A solar heater attached to the side of your home can provide free heat during the winter months. Often, people are confused when they hear the words free and solar in the same sentence. Solar air heaters use the more passive form of the sun. They don't require the use of photovoltaic solar panels, and solar air heaters don't use mechanical parts.
A solar air heater works because of how air moves. Cold air follows warm air, and warm air is buoyant and rises. A solar heater uses thermosyphoning to move the cold air out of your home and bring in warm air. Warm air is lighter than cool air and will naturally rise. A solar heater takes advantage of this concept and uses it to the fullest advantage for the homeowner.
Solar heaters are not new technology, they aren't even expensive technology. The average DIY homeowner can build a solar air heater from aluminum soda cans, and other recycled materials. Solar heaters can be used by anyone who wishes to elevate the level of comfort in their home without paying a utility company hundreds of dollars a year.
Installing a solar heater does not mean that you must abandon the more traditional heating system you have.
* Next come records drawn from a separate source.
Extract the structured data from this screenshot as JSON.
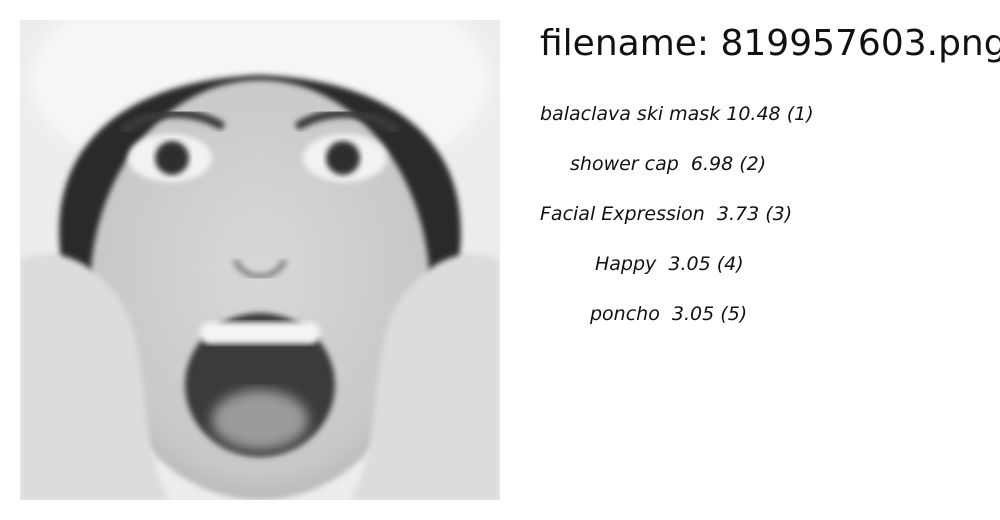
{
  "header": {
    "filename_prefix": "filename: ",
    "filename": "819957603.png"
  },
  "image": {
    "description_icon": "photo-face"
  },
  "labels": [
    {
      "name": "balaclava ski mask",
      "score": "10.48",
      "rank": "(1)"
    },
    {
      "name": "shower cap",
      "score": " 6.98",
      "rank": "(2)"
    },
    {
      "name": "Facial Expression",
      "score": " 3.73",
      "rank": "(3)"
    },
    {
      "name": "Happy",
      "score": " 3.05",
      "rank": "(4)"
    },
    {
      "name": "poncho",
      "score": " 3.05",
      "rank": "(5)"
    }
  ]
}
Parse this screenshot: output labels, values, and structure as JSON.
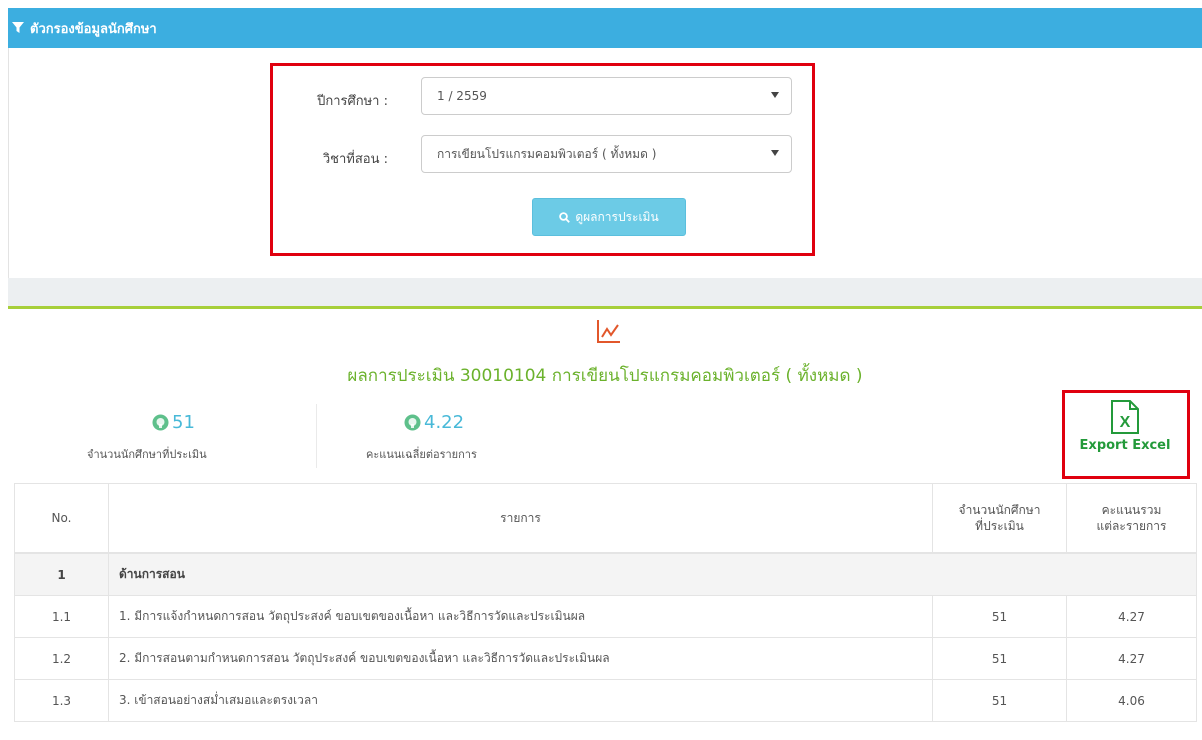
{
  "filter": {
    "header_title": "ตัวกรองข้อมูลนักศึกษา",
    "year_label": "ปีการศึกษา :",
    "year_value": "1 / 2559",
    "subject_label": "วิชาที่สอน :",
    "subject_value": "การเขียนโปรแกรมคอมพิวเตอร์ ( ทั้งหมด )",
    "view_button": "ดูผลการประเมิน"
  },
  "results": {
    "title": "ผลการประเมิน 30010104 การเขียนโปรแกรมคอมพิวเตอร์ ( ทั้งหมด )",
    "stats": [
      {
        "value": "51",
        "label": "จำนวนนักศึกษาที่ประเมิน"
      },
      {
        "value": "4.22",
        "label": "คะแนนเฉลี่ยต่อรายการ"
      }
    ],
    "export_label": "Export Excel"
  },
  "table": {
    "headers": {
      "no": "No.",
      "item": "รายการ",
      "count_line1": "จำนวนนักศึกษา",
      "count_line2": "ที่ประเมิน",
      "score_line1": "คะแนนรวม",
      "score_line2": "แต่ละรายการ"
    },
    "section": {
      "no": "1",
      "title": "ด้านการสอน"
    },
    "rows": [
      {
        "no": "1.1",
        "item": "1. มีการแจ้งกำหนดการสอน วัตถุประสงค์ ขอบเขตของเนื้อหา และวิธีการวัดและประเมินผล",
        "count": "51",
        "score": "4.27"
      },
      {
        "no": "1.2",
        "item": "2. มีการสอนตามกำหนดการสอน วัตถุประสงค์ ขอบเขตของเนื้อหา และวิธีการวัดและประเมินผล",
        "count": "51",
        "score": "4.27"
      },
      {
        "no": "1.3",
        "item": "3. เข้าสอนอย่างสม่ำเสมอและตรงเวลา",
        "count": "51",
        "score": "4.06"
      }
    ]
  },
  "colors": {
    "header_blue": "#3caee0",
    "highlight_red": "#e0000f",
    "title_green": "#6bb22c",
    "excel_green": "#239a3a",
    "stat_blue": "#48b9d8"
  }
}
Using the two systems, in conjunction with each other, will save the average family $400.00 a year or more. If you increase the size, of a solar collector, you will heat more air and lower your costs accordingly. Solar air heaters are also called solar collectors. Currently these solar heaters provide heat to homes, churches, and businesses across the country. These heating systems provide heat on sunny days during the winter, and on days that do not have a heavy cloud cover.
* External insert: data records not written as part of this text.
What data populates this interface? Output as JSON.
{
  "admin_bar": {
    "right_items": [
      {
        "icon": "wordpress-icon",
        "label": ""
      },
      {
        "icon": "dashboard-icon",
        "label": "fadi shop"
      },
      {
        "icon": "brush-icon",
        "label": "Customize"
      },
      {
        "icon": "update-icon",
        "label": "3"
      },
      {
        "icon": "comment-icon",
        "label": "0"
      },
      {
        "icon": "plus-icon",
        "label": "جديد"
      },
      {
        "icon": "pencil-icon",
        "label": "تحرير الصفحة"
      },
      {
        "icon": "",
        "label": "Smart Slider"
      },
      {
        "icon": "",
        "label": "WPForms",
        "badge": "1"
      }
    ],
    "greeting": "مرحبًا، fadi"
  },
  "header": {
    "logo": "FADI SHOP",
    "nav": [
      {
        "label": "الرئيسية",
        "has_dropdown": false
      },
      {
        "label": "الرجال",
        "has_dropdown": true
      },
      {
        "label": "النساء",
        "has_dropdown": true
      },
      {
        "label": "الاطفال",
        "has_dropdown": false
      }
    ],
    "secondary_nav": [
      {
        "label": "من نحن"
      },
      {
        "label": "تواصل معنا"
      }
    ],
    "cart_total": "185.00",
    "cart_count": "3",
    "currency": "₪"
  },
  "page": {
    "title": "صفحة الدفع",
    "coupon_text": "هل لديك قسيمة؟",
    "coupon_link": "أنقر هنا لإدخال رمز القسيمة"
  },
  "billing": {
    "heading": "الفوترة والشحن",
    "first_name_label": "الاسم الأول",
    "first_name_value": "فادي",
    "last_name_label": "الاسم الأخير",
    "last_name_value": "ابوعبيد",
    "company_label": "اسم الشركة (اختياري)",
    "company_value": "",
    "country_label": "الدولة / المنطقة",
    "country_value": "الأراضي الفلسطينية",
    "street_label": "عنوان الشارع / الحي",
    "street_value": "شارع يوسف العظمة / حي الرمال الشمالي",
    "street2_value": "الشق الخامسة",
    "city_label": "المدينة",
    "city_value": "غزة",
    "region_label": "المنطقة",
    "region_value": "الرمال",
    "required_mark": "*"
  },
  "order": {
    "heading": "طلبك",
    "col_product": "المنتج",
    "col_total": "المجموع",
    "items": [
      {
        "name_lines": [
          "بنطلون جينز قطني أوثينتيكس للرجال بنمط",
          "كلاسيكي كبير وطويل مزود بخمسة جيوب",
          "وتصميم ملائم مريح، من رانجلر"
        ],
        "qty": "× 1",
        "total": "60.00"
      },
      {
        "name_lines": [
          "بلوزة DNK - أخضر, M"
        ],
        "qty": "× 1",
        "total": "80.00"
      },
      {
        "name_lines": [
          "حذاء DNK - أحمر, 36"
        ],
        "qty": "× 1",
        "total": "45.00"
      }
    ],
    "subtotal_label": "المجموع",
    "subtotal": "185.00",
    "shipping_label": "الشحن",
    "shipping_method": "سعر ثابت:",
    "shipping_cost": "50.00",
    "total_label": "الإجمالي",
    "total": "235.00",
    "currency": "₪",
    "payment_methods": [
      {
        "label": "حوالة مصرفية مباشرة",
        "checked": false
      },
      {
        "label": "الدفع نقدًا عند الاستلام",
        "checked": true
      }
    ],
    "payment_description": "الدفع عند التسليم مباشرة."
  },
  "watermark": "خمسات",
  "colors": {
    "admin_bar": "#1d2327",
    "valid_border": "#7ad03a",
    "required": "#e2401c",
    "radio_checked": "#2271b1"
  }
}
Solar air heaters can raise the indoor temperature 25-45 degrees above the outdoor temperature. When the outdoor temperature is 32 degrees a solar heater can raise the indoor temperature to 77 degrees. One 4x8 solar air heating panel can put out 10,000 Btu's of free heat. Two diy solar heaters would double the amount of heat produced, and so on. An energy efficient home, that has south facing walls, could potentially replace their heating system altogether.
A home that is longer on it's north and south axis will receive the most benefit from using a solar air heater. These homes get the maximum amount of direct solar gain in the winter time. Direct solar gain can be easily measured by the home owner; without special tools, or complicated mathematical processes. A simple way to measure direct solar gain is to look at where the sun shines during the winter on your home. Homes that are built longer on the north and south axis are built with a passive solar design.
A diy solar heater can be built from parts that you can readily find in the trash. Old windows, used lumber and aluminum cans can be found for free in most parts of the country. Using recycled materials can lower the cost of building a diy solar heater. Your local Cariglist, Topix forum, and newspaper can help you locate these materials. Using recycled materials does not mean that your solar heater will be an eye sore. Solar heaters can be camouflaged to blend in with the siding on many homes.
Solar heaters are a great way to use the sun's energy to its maximum potential. These heating systems can be built and installed in a weekend and begin providing free heat the minute the sun's rays touch the glass. Free heat is something we all can benefit from.